If the McLaren 12C GT3 was a gentleman racer's car the M3 DTM is for the real pros, as Chris discovers
There is always a danger in this job that the writer will produce stories of great interest to him or herself, but not many other people. In the days of print it was easy to hide the odd indulgent foray, but within the constantly measurable soup that is the internet, nipping off to test racing cars is becoming hard to justify. Because people tend not to read stories and watch videos about them.
'Just don't press this one, alright?'
Well, luckily for me, I run my own budget, so when BMW asked if I fancied a go in its new DTM car, I didn't think too much about the 47 people who might watch the video, I thought "I desperately want to drive a DTM car" and I drove to Heathrow.
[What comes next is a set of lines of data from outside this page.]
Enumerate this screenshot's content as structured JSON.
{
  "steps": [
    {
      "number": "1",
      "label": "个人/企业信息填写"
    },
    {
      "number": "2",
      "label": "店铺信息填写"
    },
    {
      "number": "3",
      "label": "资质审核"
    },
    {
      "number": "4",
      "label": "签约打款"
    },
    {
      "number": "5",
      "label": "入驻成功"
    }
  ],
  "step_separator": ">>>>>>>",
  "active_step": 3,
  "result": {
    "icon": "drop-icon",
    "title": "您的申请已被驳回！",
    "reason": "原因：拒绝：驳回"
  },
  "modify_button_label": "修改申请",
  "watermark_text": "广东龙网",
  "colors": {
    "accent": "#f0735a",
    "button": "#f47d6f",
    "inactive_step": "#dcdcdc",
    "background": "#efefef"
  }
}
This was the most obsessively organised event of its type I've attended. The briefing seemed exhaustive, but the moment I was sitting in the car and the motor was fired, I really did understand why BMW Motorsport wanted to take very few risks with us hacks. Working hard on familiarisation before turning a wheel means you spend that first lap thinking about the lines and the way the car performs rather than peering at the demi-wheel and trying to recall if it's the green or the blue button that causes the motor to self-destruct.